**Directions**
Leave out the pictures and copy the remaining records exactly.

**Items from an interface collection**
- - - - - - -

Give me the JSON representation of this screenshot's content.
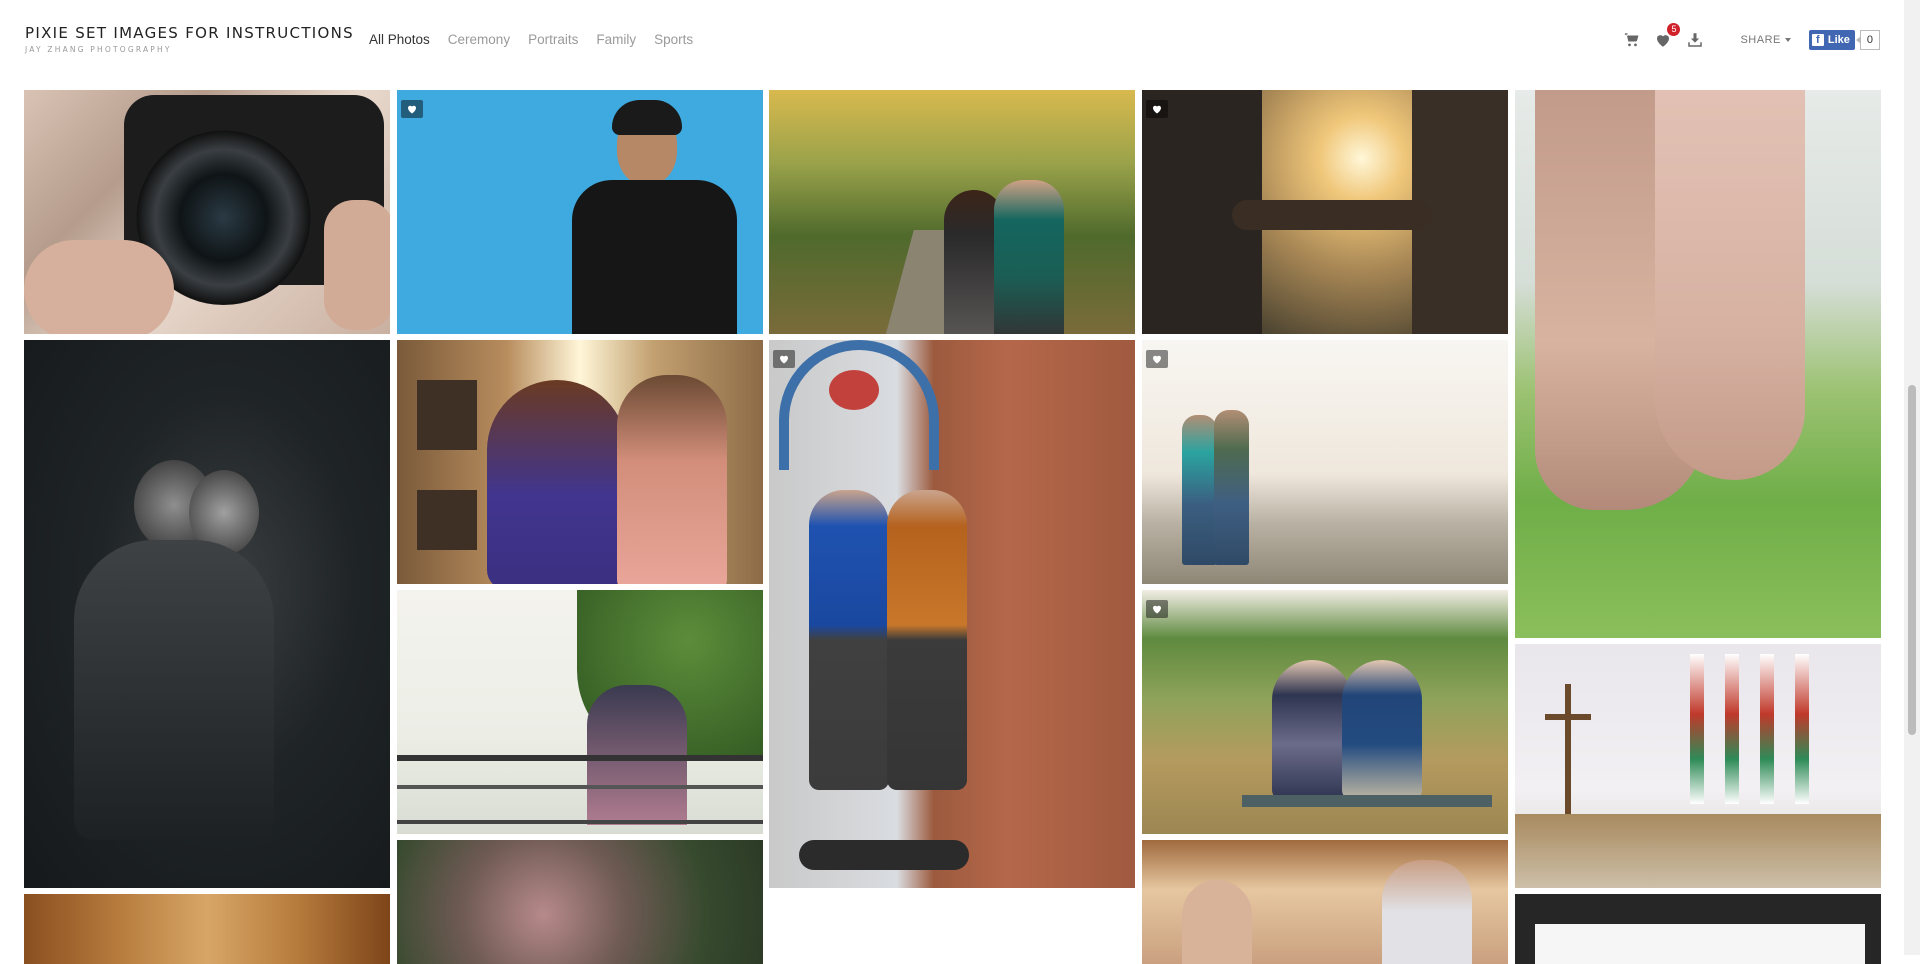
{
  "brand": {
    "title": "PIXIE SET IMAGES FOR INSTRUCTIONS",
    "subtitle": "JAY ZHANG PHOTOGRAPHY"
  },
  "nav": {
    "items": [
      {
        "label": "All Photos",
        "active": true
      },
      {
        "label": "Ceremony",
        "active": false
      },
      {
        "label": "Portraits",
        "active": false
      },
      {
        "label": "Family",
        "active": false
      },
      {
        "label": "Sports",
        "active": false
      }
    ]
  },
  "tools": {
    "cart_icon": "cart-icon",
    "favorites_icon": "heart-icon",
    "favorites_count": "5",
    "download_icon": "download-icon",
    "share_label": "SHARE",
    "fb_like_label": "Like",
    "fb_like_count": "0"
  },
  "colors": {
    "accent": "#4267b2",
    "badge": "#d0212a"
  },
  "photos": [
    {
      "name": "photo-camera-lens",
      "favorite_icon": false
    },
    {
      "name": "photo-man-blue-wall",
      "favorite_icon": true
    },
    {
      "name": "photo-couple-autumn-path",
      "favorite_icon": false
    },
    {
      "name": "photo-holding-hands-sunset",
      "favorite_icon": true
    },
    {
      "name": "photo-holding-hands-closeup",
      "favorite_icon": false
    },
    {
      "name": "photo-bw-couple-embrace",
      "favorite_icon": false
    },
    {
      "name": "photo-couple-sunflare",
      "favorite_icon": false
    },
    {
      "name": "photo-couple-brick-wall",
      "favorite_icon": true
    },
    {
      "name": "photo-couple-overlook",
      "favorite_icon": true
    },
    {
      "name": "photo-couple-railing",
      "favorite_icon": false
    },
    {
      "name": "photo-couple-bench",
      "favorite_icon": true
    },
    {
      "name": "photo-church-ceremony",
      "favorite_icon": false
    },
    {
      "name": "photo-wood-altar",
      "favorite_icon": false
    },
    {
      "name": "photo-pink-flowers",
      "favorite_icon": false
    },
    {
      "name": "photo-wedding-dance",
      "favorite_icon": false
    },
    {
      "name": "photo-dark-screen",
      "favorite_icon": false
    }
  ]
}
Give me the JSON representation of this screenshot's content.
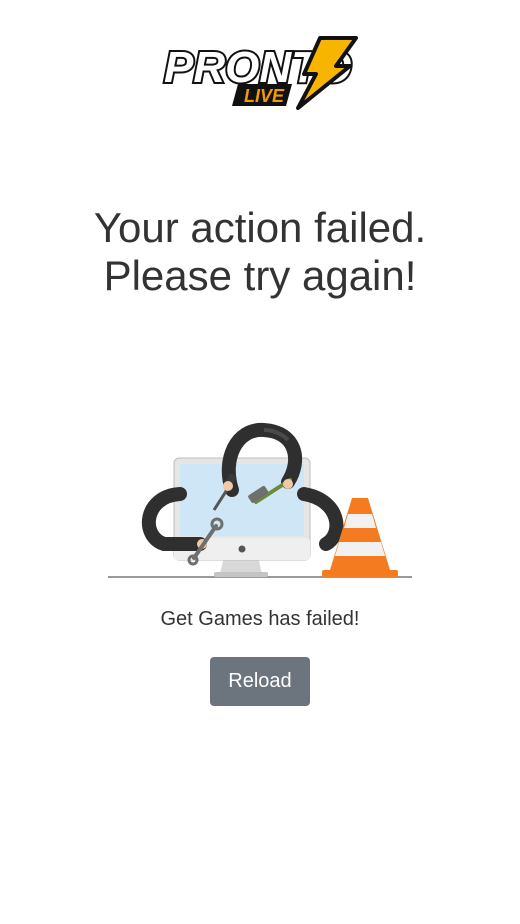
{
  "brand": {
    "logo_word": "PRONTO",
    "logo_sub": "LIVE"
  },
  "error": {
    "headline": "Your action failed. Please try again!",
    "message": "Get Games has failed!"
  },
  "actions": {
    "reload_label": "Reload"
  },
  "colors": {
    "button_bg": "#6c757d",
    "logo_bolt": "#f7b500",
    "logo_live": "#f29a00",
    "cone": "#f47b20",
    "screen": "#cfe6f7"
  },
  "icons": {
    "logo": "pronto-live-logo",
    "illustration": "broken-computer-repair-illustration",
    "cone": "traffic-cone-icon"
  }
}
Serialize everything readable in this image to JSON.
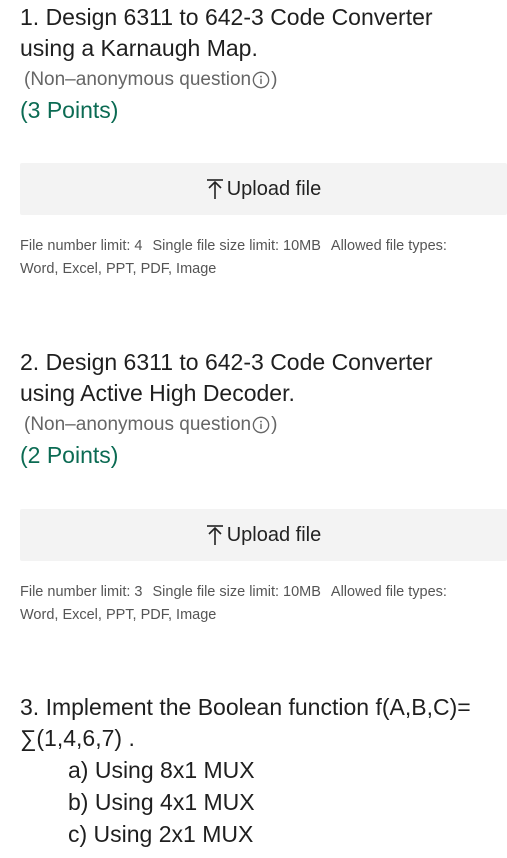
{
  "questions": [
    {
      "title_line1": "1. Design 6311 to 642-3  Code Converter",
      "title_line2": "using a Karnaugh Map.",
      "meta": "(Non–anonymous question",
      "meta_close": ")",
      "points": "(3 Points)",
      "upload_label": "Upload file",
      "limits_line1_a": "File number limit: 4",
      "limits_line1_b": "Single file size limit: 10MB",
      "limits_line1_c": "Allowed file types:",
      "limits_line2": "Word, Excel, PPT, PDF, Image"
    },
    {
      "title_line1": "2. Design 6311 to 642-3  Code Converter",
      "title_line2": "using Active High Decoder.",
      "meta": "(Non–anonymous question",
      "meta_close": ")",
      "points": "(2 Points)",
      "upload_label": "Upload file",
      "limits_line1_a": "File number limit: 3",
      "limits_line1_b": "Single file size limit: 10MB",
      "limits_line1_c": "Allowed file types:",
      "limits_line2": "Word, Excel, PPT, PDF, Image"
    },
    {
      "title_line1": "3. Implement the Boolean function  f(A,B,C)=",
      "title_line2": "∑(1,4,6,7) .",
      "sub_items": [
        "a) Using 8x1 MUX",
        "b) Using 4x1 MUX",
        "c) Using 2x1 MUX"
      ]
    }
  ],
  "icons": {
    "info": "info-icon",
    "upload": "upload-icon"
  },
  "colors": {
    "points": "#0b6b53",
    "upload_bg": "#f3f3f3"
  }
}
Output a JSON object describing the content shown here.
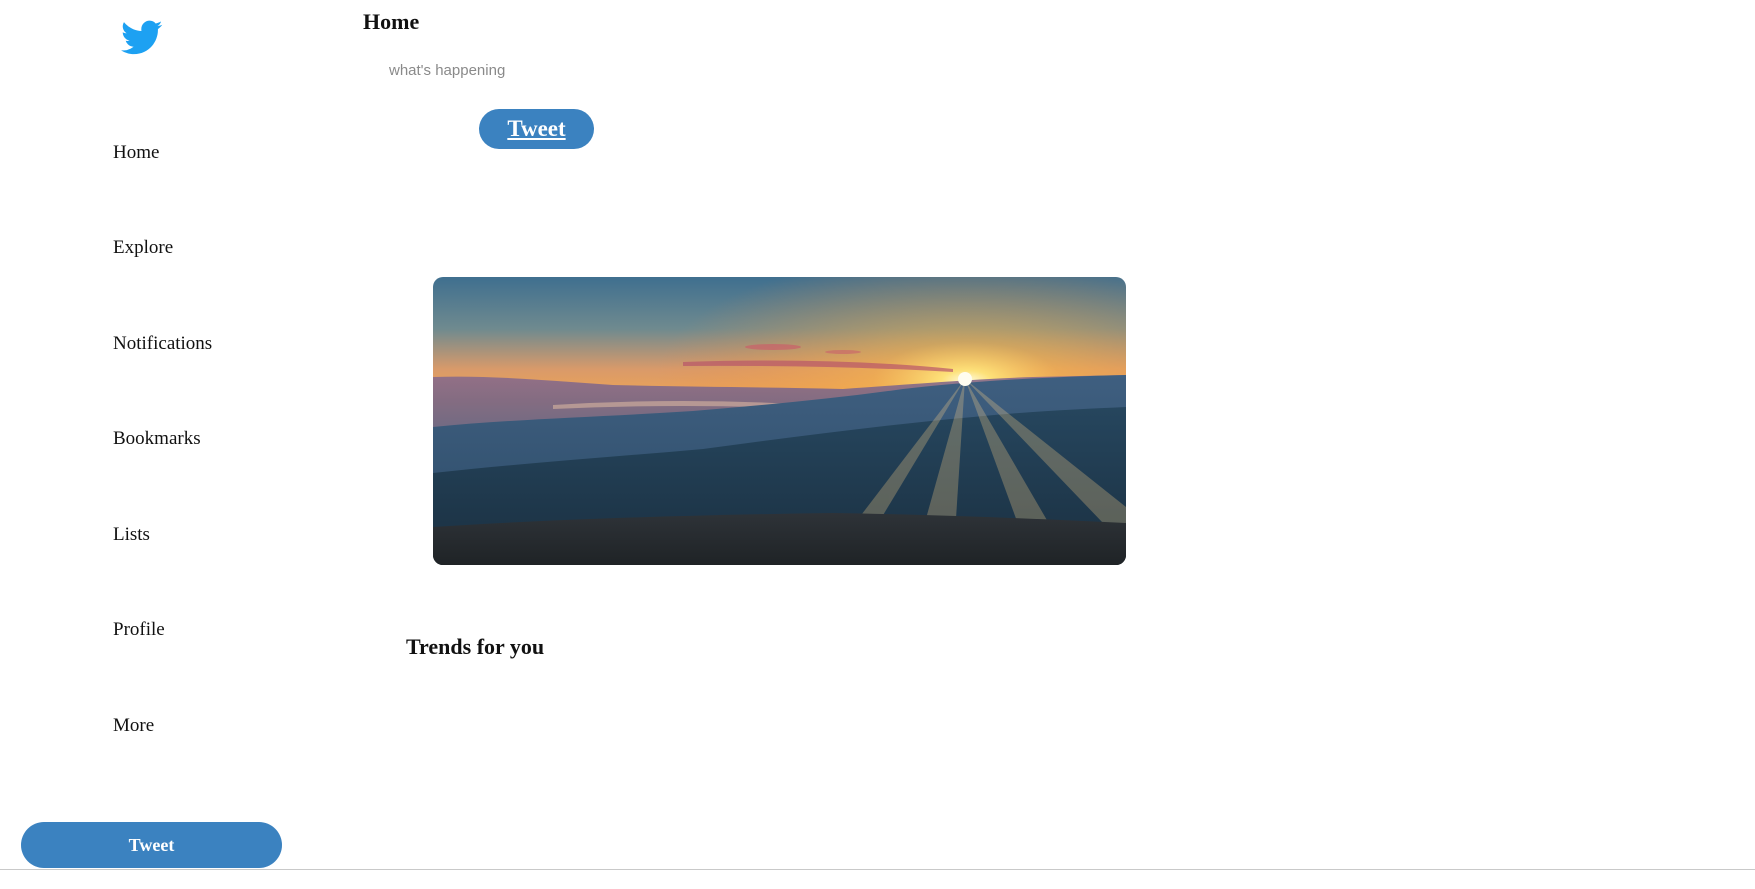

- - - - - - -

**Solution to the problem**
Give me the JSON representation of this screenshot's content.
{
  "brand": {
    "title": "PIXIE SET IMAGES FOR INSTRUCTIONS",
    "subtitle": "JAY ZHANG PHOTOGRAPHY"
  },
  "nav": {
    "items": [
      {
        "label": "All Photos",
        "active": true
      },
      {
        "label": "Ceremony",
        "active": false
      },
      {
        "label": "Portraits",
        "active": false
      },
      {
        "label": "Family",
        "active": false
      },
      {
        "label": "Sports",
        "active": false
      }
    ]
  },
  "tools": {
    "cart_icon": "cart-icon",
    "favorites_icon": "heart-icon",
    "favorites_count": "5",
    "download_icon": "download-icon",
    "share_label": "SHARE",
    "fb_like_label": "Like",
    "fb_like_count": "0"
  },
  "colors": {
    "accent": "#4267b2",
    "badge": "#d0212a"
  },
  "photos": [
    {
      "name": "photo-camera-lens",
      "favorite_icon": false
    },
    {
      "name": "photo-man-blue-wall",
      "favorite_icon": true
    },
    {
      "name": "photo-couple-autumn-path",
      "favorite_icon": false
    },
    {
      "name": "photo-holding-hands-sunset",
      "favorite_icon": true
    },
    {
      "name": "photo-holding-hands-closeup",
      "favorite_icon": false
    },
    {
      "name": "photo-bw-couple-embrace",
      "favorite_icon": false
    },
    {
      "name": "photo-couple-sunflare",
      "favorite_icon": false
    },
    {
      "name": "photo-couple-brick-wall",
      "favorite_icon": true
    },
    {
      "name": "photo-couple-overlook",
      "favorite_icon": true
    },
    {
      "name": "photo-couple-railing",
      "favorite_icon": false
    },
    {
      "name": "photo-couple-bench",
      "favorite_icon": true
    },
    {
      "name": "photo-church-ceremony",
      "favorite_icon": false
    },
    {
      "name": "photo-wood-altar",
      "favorite_icon": false
    },
    {
      "name": "photo-pink-flowers",
      "favorite_icon": false
    },
    {
      "name": "photo-wedding-dance",
      "favorite_icon": false
    },
    {
      "name": "photo-dark-screen",
      "favorite_icon": false
    }
  ]
}
Give me the JSON representation of this screenshot's content.
{
  "brand": {
    "logo_word": "PRONTO",
    "logo_sub": "LIVE"
  },
  "error": {
    "headline": "Your action failed. Please try again!",
    "message": "Get Games has failed!"
  },
  "actions": {
    "reload_label": "Reload"
  },
  "colors": {
    "button_bg": "#6c757d",
    "logo_bolt": "#f7b500",
    "logo_live": "#f29a00",
    "cone": "#f47b20",
    "screen": "#cfe6f7"
  },
  "icons": {
    "logo": "pronto-live-logo",
    "illustration": "broken-computer-repair-illustration",
    "cone": "traffic-cone-icon"
  }
}
Serialize everything readable in this image to JSON.
{
  "questions": [
    {
      "title_line1": "1. Design 6311 to 642-3  Code Converter",
      "title_line2": "using a Karnaugh Map.",
      "meta": "(Non–anonymous question",
      "meta_close": ")",
      "points": "(3 Points)",
      "upload_label": "Upload file",
      "limits_line1_a": "File number limit: 4",
      "limits_line1_b": "Single file size limit: 10MB",
      "limits_line1_c": "Allowed file types:",
      "limits_line2": "Word, Excel, PPT, PDF, Image"
    },
    {
      "title_line1": "2. Design 6311 to 642-3  Code Converter",
      "title_line2": "using Active High Decoder.",
      "meta": "(Non–anonymous question",
      "meta_close": ")",
      "points": "(2 Points)",
      "upload_label": "Upload file",
      "limits_line1_a": "File number limit: 3",
      "limits_line1_b": "Single file size limit: 10MB",
      "limits_line1_c": "Allowed file types:",
      "limits_line2": "Word, Excel, PPT, PDF, Image"
    },
    {
      "title_line1": "3. Implement the Boolean function  f(A,B,C)=",
      "title_line2": "∑(1,4,6,7) .",
      "sub_items": [
        "a) Using 8x1 MUX",
        "b) Using 4x1 MUX",
        "c) Using 2x1 MUX"
      ]
    }
  ],
  "icons": {
    "info": "info-icon",
    "upload": "upload-icon"
  },
  "colors": {
    "points": "#0b6b53",
    "upload_bg": "#f3f3f3"
  }
}
Output a JSON object describing the content shown here.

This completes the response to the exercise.